L. Frank Baum Tells How To Read the Wizard of Oz “Such a appreciation as yours is my greatest reward in writing stories for children,” he writes. “I want to amuse the little ones and at the same time strengthen their imaginations, as I believe the future development of civilization depends on the imagination of coming generations more than anything else. I also try to insert a covert moral, which the child may not discover but will nevertheless sense, and to keep the little stories as pure and sweet as they are adventurous.. The Oz books need not be read consecutively, but still if you read them in the order in which they were written you will understand the characters better. The Wizard of Oz; The Land of Oz; Ozma of Oz; Dorothy and the Wizard in Oz; The Road to Oz; The Emerald City of Oz; Tik-Tok of Oz; the Scarecrow of Oz. Also I wish you would read The Sea Fairies and Sky Island, which, while not Oz books, are among my best. I also like John Dough and the Cherub, the story of the Gingerbread Man.”

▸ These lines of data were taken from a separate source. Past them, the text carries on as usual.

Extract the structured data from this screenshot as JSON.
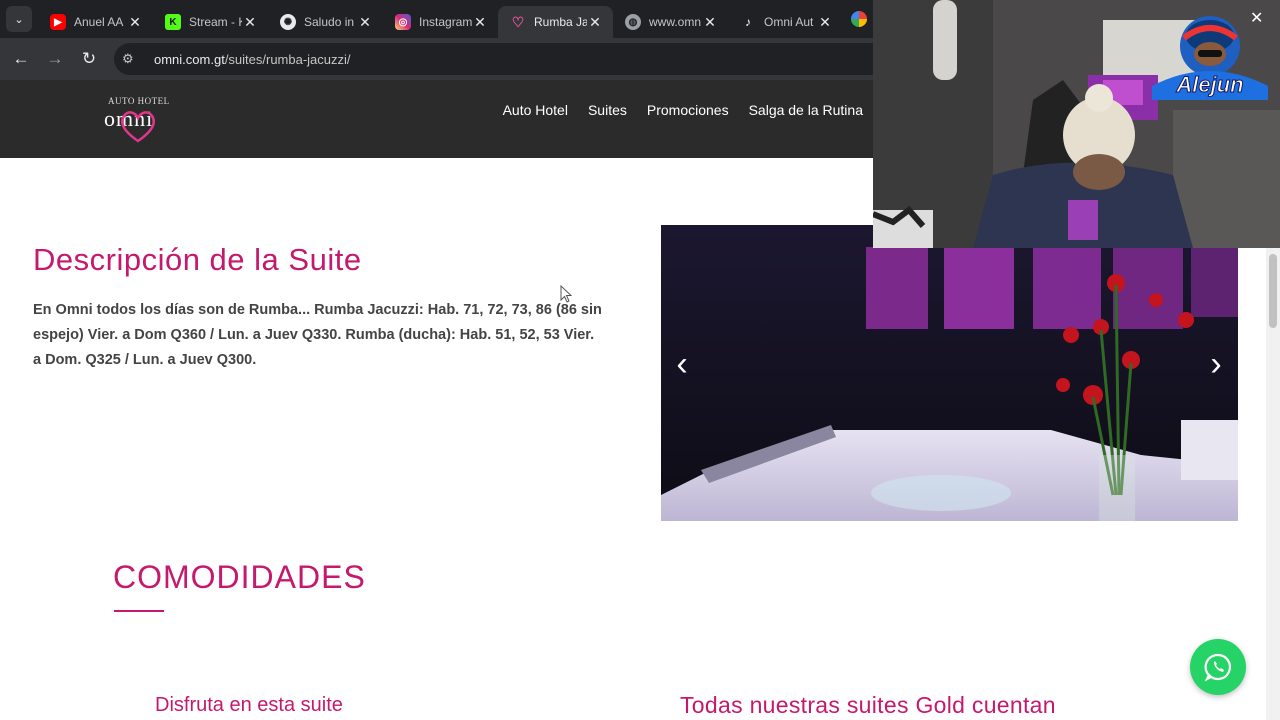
{
  "browser": {
    "tabs": [
      {
        "title": "Anuel AA",
        "icon": "youtube-icon",
        "color": "#ff0000"
      },
      {
        "title": "Stream - K",
        "icon": "kick-icon",
        "color": "#53fc18"
      },
      {
        "title": "Saludo in",
        "icon": "openai-icon",
        "color": "#9aa0a6"
      },
      {
        "title": "Instagram",
        "icon": "instagram-icon",
        "color": "#e1306c"
      },
      {
        "title": "Rumba Ja",
        "icon": "omni-heart-icon",
        "color": "#c5196d"
      },
      {
        "title": "www.omn",
        "icon": "globe-icon",
        "color": "#9aa0a6"
      },
      {
        "title": "Omni Aut",
        "icon": "tiktok-icon",
        "color": "#000000"
      }
    ],
    "active_tab": 4,
    "url_host": "omni.com.gt",
    "url_path": "/suites/rumba-jacuzzi/"
  },
  "site": {
    "logo_small": "AUTO HOTEL",
    "logo_name": "omni",
    "nav": [
      "Auto Hotel",
      "Suites",
      "Promociones",
      "Salga de la Rutina"
    ]
  },
  "content": {
    "title": "Descripción de la Suite",
    "description": "En Omni todos los días son de Rumba... Rumba Jacuzzi: Hab. 71, 72, 73, 86 (86 sin espejo) Vier. a Dom Q360 / Lun. a Juev Q330. Rumba (ducha): Hab. 51, 52, 53 Vier. a Dom. Q325 / Lun. a Juev Q300.",
    "amenities_title": "COMODIDADES",
    "sub_left": "Disfruta en esta suite",
    "sub_right": "Todas nuestras suites Gold cuentan"
  },
  "slider": {
    "prev": "‹",
    "next": "›"
  },
  "webcam": {
    "overlay_text": "Alejun"
  },
  "colors": {
    "accent": "#c5196d",
    "header_bg": "#2b2b2b",
    "whatsapp": "#25d366"
  }
}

Appeals Court To Determine If Wizard Of Oz Images Can Be Retroactively Plucked Out Of The Public Domain Patently-O has an interesting discussion about an appeal being heard in the 8th Circuit, involving a question of the boundaries of copyright and the public domain in some images from public domain movie posters for The Wizard of Oz, Gone With The Wind and various Tom and Jerry cartoon films. Of course, back when these came out, in and around 1939, you had to specifically register works to have them covered by copyright. Not surprisingly, the works themselves were registered. However, some of the publicity posters that were used to promote them were released prior to the films being copyrighted (and were not copyrighted themselves) and, thus, are considered public domain.